Pass the 20th amendment to the constitution and go for a parliamentary election. This would be the best thing for Sri Lanka at the moment. Going for a parliamentary election in a few months’ time wherein even if the UNP wins they will have to deal with an SLPP president is not an ideal situation. This circumstance could in the future work against the SLPP especially if the UNP fields a candidate not as unpopular in the South.
Dynamics of the SLPP
The SLPP is styled around the Rajapaksa family. The trust embedded in family ties has worked well for them. The leadership is very charismatic and there is a succession plan. This, however, might not last.
The choice of presidential candidate in the future may become difficult as overtime any character grows out of favor with the general populous. This is because it is difficult to please everyone.
Read Dayan Jayatilleka’s article;
There can be no question as to who the vice-captain is because the country’s citizenry sees it every night on TV news, whenever there is footage from the center of the nation’s political life, the parliament. And that man, that vice-captain, is Dinesh Gunawardena.
This is the sort of problem you have when you keep people unrelated to you around for too long. Family bonds normally have a sense of duty to each other that changes slowly over time. Notice that it’s over multiple decades that a father changes from a provider to someone who needs to be provided for.
Lackeys, on the other hand, require need almost yearly increments. They also can be disloyal as was seen with Dayan in the recent election.
Here let’s digress from the subheading to build up the context.
Young Professional’s Association
I am part of a politically affiliated Young Professional’s Association. This association tried to make me pay membership dues directly into the Chairman of the Association’s account. They said that they were working on approval to open an account.
The kids in this association are fairly well to do. The money collected is a very small sum. The notion however that one would be so lax in the handling of money in such close proximity to politics is what is worrying.
Sri Lanka’s political parties were better organized back in the 1960s. The parties might have been elitist and the membership limited but the ingress and egress of funds would have been documented.
Sri Lanka’s political parties tend to have relatively small balance sheets. That being said the expenditure on the recent elections by the SLPP is estimated by the Centre for Monitoring Election Violence at Rs 1.5 billion. The UNP spent a similar figure.

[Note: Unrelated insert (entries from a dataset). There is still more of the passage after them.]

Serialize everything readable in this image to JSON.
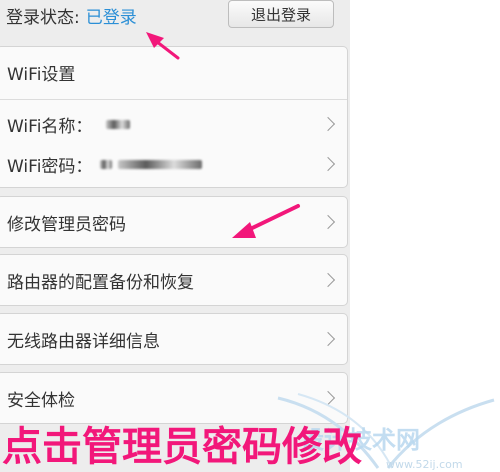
{
  "status": {
    "label": "登录状态:",
    "value": "已登录",
    "logout_label": "退出登录"
  },
  "wifi": {
    "header": "WiFi设置",
    "name_label": "WiFi名称：",
    "password_label": "WiFi密码："
  },
  "menu": {
    "change_admin_password": "修改管理员密码",
    "backup_restore": "路由器的配置备份和恢复",
    "router_details": "无线路由器详细信息",
    "security_check": "安全体检"
  },
  "caption": "点击管理员密码修改",
  "watermark": {
    "text": "设计技术网",
    "url": "www.52ij.com"
  },
  "colors": {
    "status_value": "#2b8fd6",
    "annotation": "#f2177a",
    "caption": "#f2177a"
  }
}
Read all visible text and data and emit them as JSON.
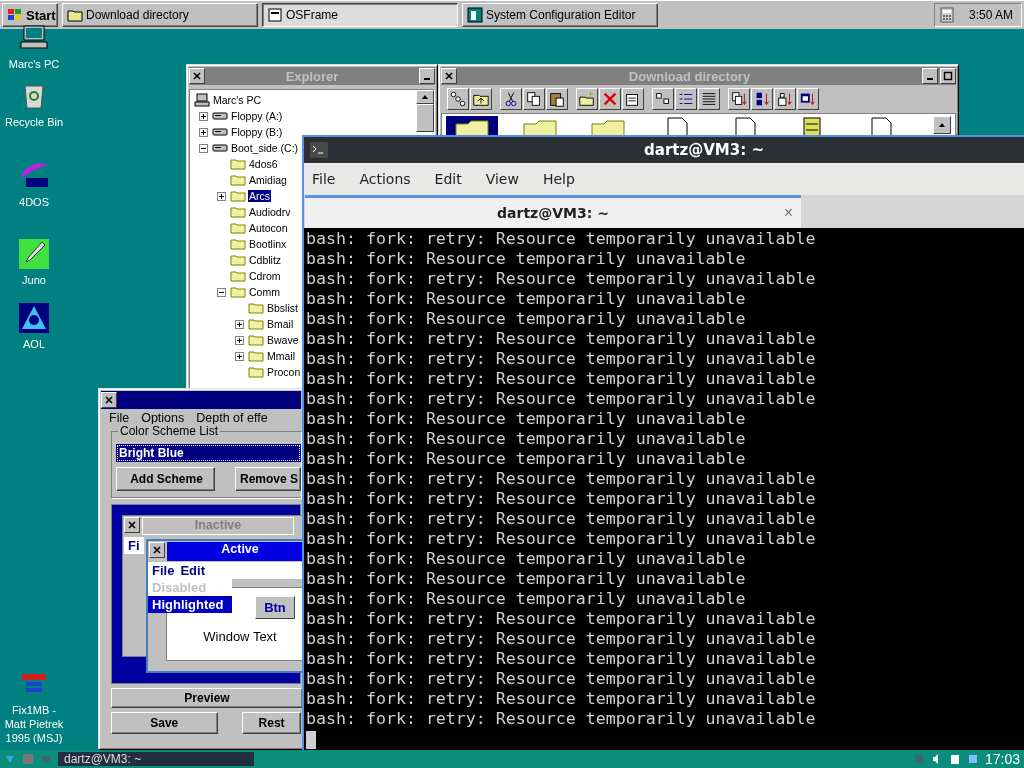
{
  "top_taskbar": {
    "start": "Start",
    "tasks": [
      {
        "label": "Download directory",
        "selected": false,
        "kind": "folder"
      },
      {
        "label": "OSFrame",
        "selected": true,
        "kind": "window"
      },
      {
        "label": "System Configuration Editor",
        "selected": false,
        "kind": "config"
      }
    ],
    "clock": "3:50 AM"
  },
  "desktop_icons": [
    {
      "label": "Marc's PC",
      "kind": "computer"
    },
    {
      "label": "Recycle Bin",
      "kind": "bin"
    },
    {
      "label": "4DOS",
      "kind": "fourdos"
    },
    {
      "label": "Juno",
      "kind": "juno"
    },
    {
      "label": "AOL",
      "kind": "aol"
    },
    {
      "label": "Fix1MB - Matt Pietrek 1995 (MSJ)",
      "kind": "fix"
    }
  ],
  "explorer": {
    "title": "Explorer",
    "tree": [
      {
        "label": "Marc's PC",
        "kind": "computer",
        "selected": false,
        "children": [
          {
            "label": "Floppy (A:)",
            "kind": "drive",
            "selected": false,
            "expanded": false
          },
          {
            "label": "Floppy (B:)",
            "kind": "drive",
            "selected": false,
            "expanded": false
          },
          {
            "label": "Boot_side (C:)",
            "kind": "drive",
            "selected": false,
            "expanded": true,
            "children": [
              {
                "label": "4dos6",
                "kind": "folder",
                "selected": false
              },
              {
                "label": "Amidiag",
                "kind": "folder",
                "selected": false
              },
              {
                "label": "Arcs",
                "kind": "folder",
                "selected": true,
                "expanded": false
              },
              {
                "label": "Audiodrv",
                "kind": "folder",
                "selected": false
              },
              {
                "label": "Autocon",
                "kind": "folder",
                "selected": false
              },
              {
                "label": "Bootlinx",
                "kind": "folder",
                "selected": false
              },
              {
                "label": "Cdblitz",
                "kind": "folder",
                "selected": false
              },
              {
                "label": "Cdrom",
                "kind": "folder",
                "selected": false
              },
              {
                "label": "Comm",
                "kind": "folder",
                "selected": false,
                "expanded": true,
                "children": [
                  {
                    "label": "Bbslist",
                    "kind": "folder",
                    "selected": false
                  },
                  {
                    "label": "Bmail",
                    "kind": "folder",
                    "selected": false,
                    "expanded": false
                  },
                  {
                    "label": "Bwave",
                    "kind": "folder",
                    "selected": false,
                    "expanded": false
                  },
                  {
                    "label": "Mmail",
                    "kind": "folder",
                    "selected": false,
                    "expanded": false
                  },
                  {
                    "label": "Procon",
                    "kind": "folder",
                    "selected": false
                  }
                ]
              }
            ]
          }
        ]
      }
    ]
  },
  "download_directory": {
    "title": "Download directory",
    "files": [
      {
        "kind": "folder",
        "selected": true
      },
      {
        "kind": "folder",
        "selected": false
      },
      {
        "kind": "folder",
        "selected": false
      },
      {
        "kind": "document",
        "selected": false
      },
      {
        "kind": "document",
        "selected": false
      },
      {
        "kind": "cabinet",
        "selected": false
      },
      {
        "kind": "document",
        "selected": false
      }
    ]
  },
  "color_window": {
    "menu": [
      "File",
      "Options",
      "Depth of effe"
    ],
    "group": "Color Scheme List",
    "scheme": "Bright Blue",
    "buttons": [
      "Add Scheme",
      "Remove S"
    ],
    "preview": {
      "inactive_title": "Inactive",
      "inactive_menu": "Fi",
      "active_title": "Active",
      "active_menu": [
        "File",
        "Edit"
      ],
      "menu_items": [
        {
          "label": "Disabled",
          "disabled": true,
          "selected": false
        },
        {
          "label": "Highlighted",
          "disabled": false,
          "selected": true
        }
      ],
      "button": "Btn",
      "window_text": "Window Text"
    },
    "preview_button": "Preview",
    "bottom_buttons": [
      "Save",
      "Rest"
    ]
  },
  "terminal": {
    "title": "dartz@VM3: ~",
    "menu": [
      "File",
      "Actions",
      "Edit",
      "View",
      "Help"
    ],
    "tab": "dartz@VM3: ~",
    "tab_close": "×",
    "lines": [
      "bash: fork: retry: Resource temporarily unavailable",
      "bash: fork: Resource temporarily unavailable",
      "bash: fork: retry: Resource temporarily unavailable",
      "bash: fork: Resource temporarily unavailable",
      "bash: fork: Resource temporarily unavailable",
      "bash: fork: retry: Resource temporarily unavailable",
      "bash: fork: retry: Resource temporarily unavailable",
      "bash: fork: retry: Resource temporarily unavailable",
      "bash: fork: retry: Resource temporarily unavailable",
      "bash: fork: Resource temporarily unavailable",
      "bash: fork: Resource temporarily unavailable",
      "bash: fork: Resource temporarily unavailable",
      "bash: fork: retry: Resource temporarily unavailable",
      "bash: fork: retry: Resource temporarily unavailable",
      "bash: fork: retry: Resource temporarily unavailable",
      "bash: fork: retry: Resource temporarily unavailable",
      "bash: fork: Resource temporarily unavailable",
      "bash: fork: Resource temporarily unavailable",
      "bash: fork: Resource temporarily unavailable",
      "bash: fork: retry: Resource temporarily unavailable",
      "bash: fork: retry: Resource temporarily unavailable",
      "bash: fork: retry: Resource temporarily unavailable",
      "bash: fork: retry: Resource temporarily unavailable",
      "bash: fork: retry: Resource temporarily unavailable",
      "bash: fork: retry: Resource temporarily unavailable"
    ]
  },
  "bottom_panel": {
    "task": "dartz@VM3: ~",
    "clock": "17:03"
  }
}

Where these funds came from are not publicly disclosed?
In such a vein party chairmen are not important figures. Party constitutions themselves are not very public documents. They are chiefly titleholders that do tasks that within our culture the political leadership is not expected to do.
Political consensus on the 20th amendment and a quick election will also help maintain the SLFP-SLPP union. Political consensus between the UNP and the SLPP to pass the 20th amendment could help bring in some respectable members of the SLFP rebels back in line. No one wants to be under a president that they campaigned against.
This will be important at parliamentary elections some SLFP rebels are able to secure certain electorates. Holding provincial council elections in the interim should also help force co-operation.
Ranil currently is in a funny position. He has never been more powerful within the UNP. He at the same time has to face a parliamentary election that could effectively oust him from power.
You should never waste a crisis and this would be a great time to implement Ruwan Wijewardane’s party recommendations. The United National Party could be the first mainstream political party in Sri Lanka to actually give meaning to becoming a common party member.
This democracy within the party would reflect well against the SLPP. It would also deflect any dictatorial descriptions by disgruntled party members.
So Why Now?
Given the limited scope of the president and the unpopularity of all past presidents, it will always be a winning slogan at future elections. If you can credibly claim to support the abolition of the executive presidency you are likely to win.
This was what Karu Jayasuriya was planning to do. This was what should have played out. If I was the SLPP I would not want someone as uncharismatic as the current president has to run for a second term.
Given the premature dissolving of parliament, the next presidential election will likely happen close to the next parliamentary election. Sri Lanka will have a personality contest followed by an election for control of the legislature.
loss in a presidential election will not bode well for the subsequent
parliamentary election given the sequencing brought about by a premature
dissolution. The only people who would want back to back elections are the
media oligarchy. As with all lackeys, their prices will go up over time.